Cons: It’s difficult to believe that Halley is so devoid of feeling that she is incapable of wrestling with personal demons. In an era of social media darlings, Bria Vinaite has quite literally been shopped from Instagram.
I know in my hearts of hearts why Willem Dafoe was given a best supporting actor nod, but I can’t help but be enamoured with the characterizations between newcomers Bria Vinaite and her would-be daughter Brooklynn Prince. Perhaps it’s the raw nature of their performances, and perhaps it’s that it reminds me a lot of my favourite director Richard Linklater (and how I wish he had made this movie instead of Last Flag Flying), but either way The Florida Project has captured a moment in time, and quietly asked us to observe the forgotten poor outside a magic kingdom.
Runtime: 1 hour 51 minutes
Points of Interest: The Florida Project was an early production pet name for Disney World.
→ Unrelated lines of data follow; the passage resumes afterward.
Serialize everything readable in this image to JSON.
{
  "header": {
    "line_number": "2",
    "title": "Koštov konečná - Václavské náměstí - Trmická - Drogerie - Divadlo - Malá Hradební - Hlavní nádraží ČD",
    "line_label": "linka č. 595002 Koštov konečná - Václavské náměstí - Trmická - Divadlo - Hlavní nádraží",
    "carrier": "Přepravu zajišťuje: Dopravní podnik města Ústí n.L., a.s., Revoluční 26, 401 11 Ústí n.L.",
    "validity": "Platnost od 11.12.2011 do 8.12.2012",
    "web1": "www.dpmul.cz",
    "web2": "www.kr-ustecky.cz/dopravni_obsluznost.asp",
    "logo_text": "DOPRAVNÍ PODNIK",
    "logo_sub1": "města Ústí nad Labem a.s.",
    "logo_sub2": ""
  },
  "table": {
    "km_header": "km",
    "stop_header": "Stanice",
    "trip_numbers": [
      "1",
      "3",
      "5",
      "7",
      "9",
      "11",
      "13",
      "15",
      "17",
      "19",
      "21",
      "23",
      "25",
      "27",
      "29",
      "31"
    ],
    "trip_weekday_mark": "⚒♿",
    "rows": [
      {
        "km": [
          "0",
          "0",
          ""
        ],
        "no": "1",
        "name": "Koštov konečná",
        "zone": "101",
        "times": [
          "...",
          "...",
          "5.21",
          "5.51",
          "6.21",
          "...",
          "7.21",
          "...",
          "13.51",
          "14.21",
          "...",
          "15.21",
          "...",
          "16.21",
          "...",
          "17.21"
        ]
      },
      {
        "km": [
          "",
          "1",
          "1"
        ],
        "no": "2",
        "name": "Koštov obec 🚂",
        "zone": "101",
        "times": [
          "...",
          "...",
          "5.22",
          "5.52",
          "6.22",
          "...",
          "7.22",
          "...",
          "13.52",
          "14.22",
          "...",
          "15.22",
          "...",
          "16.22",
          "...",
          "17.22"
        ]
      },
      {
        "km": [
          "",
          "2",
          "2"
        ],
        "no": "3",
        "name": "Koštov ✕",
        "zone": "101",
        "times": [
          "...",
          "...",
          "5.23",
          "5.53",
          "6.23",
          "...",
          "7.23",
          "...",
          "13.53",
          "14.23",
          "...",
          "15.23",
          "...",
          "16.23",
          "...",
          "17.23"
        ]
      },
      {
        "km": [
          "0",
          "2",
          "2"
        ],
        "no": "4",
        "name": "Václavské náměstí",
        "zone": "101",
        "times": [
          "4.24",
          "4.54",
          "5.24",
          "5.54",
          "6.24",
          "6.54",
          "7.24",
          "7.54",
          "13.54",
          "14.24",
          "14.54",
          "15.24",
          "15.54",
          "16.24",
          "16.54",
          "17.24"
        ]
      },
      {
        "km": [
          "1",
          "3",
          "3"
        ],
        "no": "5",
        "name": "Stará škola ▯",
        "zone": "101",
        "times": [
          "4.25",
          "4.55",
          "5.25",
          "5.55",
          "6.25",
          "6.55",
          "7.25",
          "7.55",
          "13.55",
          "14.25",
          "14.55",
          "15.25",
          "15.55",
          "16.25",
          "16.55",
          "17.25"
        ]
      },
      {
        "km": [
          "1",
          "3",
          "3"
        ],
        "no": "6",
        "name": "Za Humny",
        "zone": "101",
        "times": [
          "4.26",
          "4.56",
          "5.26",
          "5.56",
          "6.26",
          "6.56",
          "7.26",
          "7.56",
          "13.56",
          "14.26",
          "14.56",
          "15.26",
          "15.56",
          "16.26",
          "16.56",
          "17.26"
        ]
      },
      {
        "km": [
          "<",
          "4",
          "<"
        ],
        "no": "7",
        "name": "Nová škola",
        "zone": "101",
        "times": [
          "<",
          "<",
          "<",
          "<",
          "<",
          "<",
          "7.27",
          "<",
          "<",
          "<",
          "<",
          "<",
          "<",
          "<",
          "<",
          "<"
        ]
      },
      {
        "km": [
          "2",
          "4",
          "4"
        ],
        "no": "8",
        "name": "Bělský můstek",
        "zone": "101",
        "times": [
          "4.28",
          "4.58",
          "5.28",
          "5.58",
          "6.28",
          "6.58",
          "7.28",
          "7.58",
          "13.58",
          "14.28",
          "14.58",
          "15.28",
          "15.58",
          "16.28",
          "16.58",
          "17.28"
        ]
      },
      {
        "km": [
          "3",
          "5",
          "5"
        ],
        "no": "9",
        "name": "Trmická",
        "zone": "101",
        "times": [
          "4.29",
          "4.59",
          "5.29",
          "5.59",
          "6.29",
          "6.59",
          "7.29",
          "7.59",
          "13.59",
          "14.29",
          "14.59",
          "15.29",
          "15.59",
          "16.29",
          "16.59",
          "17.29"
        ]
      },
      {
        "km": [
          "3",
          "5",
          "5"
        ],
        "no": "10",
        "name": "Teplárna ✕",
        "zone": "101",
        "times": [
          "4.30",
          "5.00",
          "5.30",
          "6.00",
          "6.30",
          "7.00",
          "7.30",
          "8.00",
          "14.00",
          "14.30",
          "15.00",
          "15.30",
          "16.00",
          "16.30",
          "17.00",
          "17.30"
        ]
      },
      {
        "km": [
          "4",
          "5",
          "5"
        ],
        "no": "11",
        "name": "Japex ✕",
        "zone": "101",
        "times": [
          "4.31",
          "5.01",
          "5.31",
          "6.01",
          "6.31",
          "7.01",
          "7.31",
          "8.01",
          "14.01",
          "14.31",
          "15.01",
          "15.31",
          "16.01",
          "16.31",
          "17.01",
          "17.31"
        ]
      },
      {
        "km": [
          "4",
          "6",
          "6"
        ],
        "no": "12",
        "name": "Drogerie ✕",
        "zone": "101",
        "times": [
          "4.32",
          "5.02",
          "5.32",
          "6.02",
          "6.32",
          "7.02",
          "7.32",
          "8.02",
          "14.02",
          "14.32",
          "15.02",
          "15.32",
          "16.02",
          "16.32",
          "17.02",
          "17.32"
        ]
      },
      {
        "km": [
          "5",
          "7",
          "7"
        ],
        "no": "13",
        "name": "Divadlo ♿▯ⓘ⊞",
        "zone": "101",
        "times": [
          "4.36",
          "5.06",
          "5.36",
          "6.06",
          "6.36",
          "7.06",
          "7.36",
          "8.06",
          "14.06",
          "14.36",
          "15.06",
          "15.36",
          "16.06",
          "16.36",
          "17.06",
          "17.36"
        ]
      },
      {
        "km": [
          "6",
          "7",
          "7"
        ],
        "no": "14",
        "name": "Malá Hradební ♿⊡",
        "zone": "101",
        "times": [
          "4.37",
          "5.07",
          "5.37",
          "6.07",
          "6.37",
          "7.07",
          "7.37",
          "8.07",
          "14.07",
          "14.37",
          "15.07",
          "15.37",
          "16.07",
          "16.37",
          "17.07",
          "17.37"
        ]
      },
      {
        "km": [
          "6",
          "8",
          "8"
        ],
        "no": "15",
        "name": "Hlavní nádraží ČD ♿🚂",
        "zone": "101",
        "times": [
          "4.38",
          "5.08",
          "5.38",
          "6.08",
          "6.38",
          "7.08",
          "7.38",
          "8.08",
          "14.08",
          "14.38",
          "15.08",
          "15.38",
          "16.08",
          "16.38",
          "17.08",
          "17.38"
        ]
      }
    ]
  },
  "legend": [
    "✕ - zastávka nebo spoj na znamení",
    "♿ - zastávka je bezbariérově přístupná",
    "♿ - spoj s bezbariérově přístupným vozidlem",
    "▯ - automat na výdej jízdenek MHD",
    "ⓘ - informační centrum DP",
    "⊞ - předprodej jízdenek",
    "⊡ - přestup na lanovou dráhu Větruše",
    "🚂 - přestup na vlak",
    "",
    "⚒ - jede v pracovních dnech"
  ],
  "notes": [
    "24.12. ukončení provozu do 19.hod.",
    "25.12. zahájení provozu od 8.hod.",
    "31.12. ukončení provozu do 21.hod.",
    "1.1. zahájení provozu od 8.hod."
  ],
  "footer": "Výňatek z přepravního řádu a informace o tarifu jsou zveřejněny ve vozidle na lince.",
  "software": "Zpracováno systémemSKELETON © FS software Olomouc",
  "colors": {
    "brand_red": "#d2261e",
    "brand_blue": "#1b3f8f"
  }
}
The motels filmed are true-to-life locations and many of the people seen during the film were actual residents and staff of the buildings. The final scene was shot on an iPhone as Disney World has strict rules about filming without park consent.
I can’t help but vote for a film shot by a guerilla director, and one which sheds light on a group of people often ignored by the greater population. While they live in great poverty, the joy they find in life is encouraging.
I think I may have found a new hot director to watch, keep your guard up Linklater, the new kid on the block just might supplant you sooner or later. And I’m not sure if it’s obvious you should watch this movie yet, but please do yourself a favour and check it out.
And if you want to see another timotheories cast member who’s super excited to share a film review, just take a look-see at one Chris Murphy. He has a solid Watch Culture video review on Patty Jenkin’s Wonder Woman, which I can almost assure you will convince even the most stubborn to give it a shot.
What do you think though? Is The Florida Project worthwhile? Did we miss the mark on our Wonder Woman review? Hopefully you have good things to say, but either way… Check it out! And remember… Like! Comment! Subscribe!